Ardern told the story of an encounter in Whanganui. She had returned to visit a vaccine centre after an earlier appointment had to be abandoned because of an antivax protest. One protester was there, still, and shouted conspiracy slogans at the prime minister. She “stopped, doubled back”, and sought to talk science. “I was idealistic enough to believe it would make a difference, but after many of these same experiences and seeing the rage that often accompanied these conspiracies, I had to accept I was wrong,” she said. “I could not single-handedly pull someone out of a rabbit hole. But perhaps, collectively, we all have a role to play in stopping people falling in in the first place.”
All of that was not what motivated her resignation, she insists. But, she told 1News, “Sitting in the back of my mind was this question and belief that perhaps my departure might bring the tempo, the heat, the friction that had come into politics … down a peg and, if it did, that would be good for New Zealand.”
Ardern’s political obituaries whirred off the presses almost as soon as she announced her departure in January. Plenty had been written already. A phenomenon in a crisis; all too fallible on delivery. Ardern has read those takes, and had them in mind at the top of her speech yesterday, as she recalled the priorities laid out in her maiden statement of 2008. “Climate change, child poverty, and inequality.” She said: “I am, after all, a conviction based politician, and I’ve always believed this to be a place where you can make a difference. I leave knowing that to be true.”

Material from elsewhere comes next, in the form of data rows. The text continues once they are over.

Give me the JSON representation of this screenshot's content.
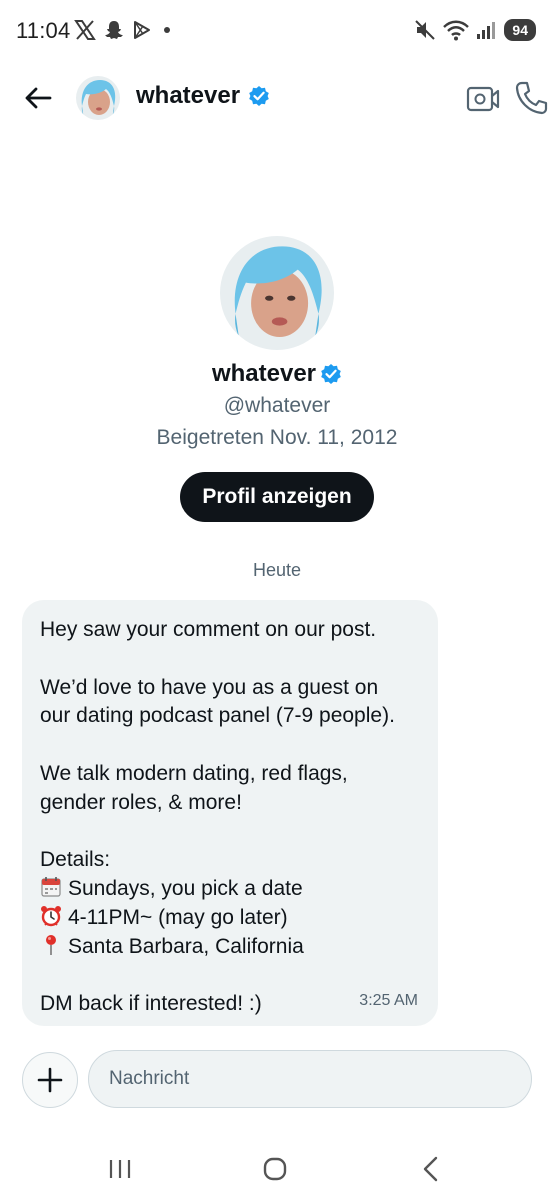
{
  "status_bar": {
    "time": "11:04",
    "battery": "94",
    "left_icons": [
      "x-icon",
      "snapchat-icon",
      "play-store-icon",
      "dot-icon"
    ],
    "right_icons": [
      "mute-icon",
      "wifi-icon",
      "signal-icon"
    ]
  },
  "header": {
    "name": "whatever",
    "verified": true,
    "actions": [
      "video-call-icon",
      "phone-icon"
    ]
  },
  "profile": {
    "name": "whatever",
    "handle": "@whatever",
    "joined": "Beigetreten Nov. 11, 2012",
    "button_label": "Profil anzeigen"
  },
  "date_separator": "Heute",
  "message": {
    "lines": {
      "l1": "Hey saw your comment on our post.",
      "l2": "We’d love to have you as a guest on",
      "l3": "our dating podcast panel (7-9 people).",
      "l4": "We talk modern dating, red flags,",
      "l5": "gender roles, & more!",
      "l6": "Details:",
      "l7": "Sundays, you pick a date",
      "l8": "4-11PM~ (may go later)",
      "l9": "Santa Barbara, California",
      "l10": "DM back if interested! :)"
    },
    "time": "3:25 AM"
  },
  "composer": {
    "placeholder": "Nachricht"
  },
  "colors": {
    "verified_blue": "#1d9bf0",
    "bubble_bg": "#eff3f4",
    "button_bg": "#0f1419",
    "muted_text": "#536471"
  }
}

But. “I’ve become used to my time as prime minister being distilled down into a different list: a domestic terror attack, a volcanic eruption, a pandemic; a series of events where I found myself in people’s lives during the most grief-stricken or traumatic moments. Their stories and faces remain etched in my mind and likely will forever. That is the responsibility and privilege of the role of prime minister.”
Ardern wants to be remembered not just for those moments, but for tilting the axis, too, on those forbidding themes. Climate change. Poverty. Inequality. Did the pragmatist lay the foundation for something? Or did the idealist miss her chance? Towards the end of 2018 she told us: “I think if you’ve got political capital the easiest way to retain it is to do nothing. As I heard Obama say once, better to use what you’ve got to do great things, rather than just good things.”
f you really want to see Jacinda Ardern’s eyes light up, ask her about Antarctic exploration. Ernest Shackleton, especially. She drinks her tea from a Shackleton mug. Her favourite book is Alfred Lansing’s 1959 account of the Endurance expedition. “It is an incredible, incredible book,” she told the Writers Festival audience four years ago. “It tells the tale of leadership in the face of opposition.”
After a pause, she said: “And how not to die on the ice. Which is also very useful.” In case the point wasn’t clear enough, she added that day with a laugh: “It’s a real metaphor for politics.”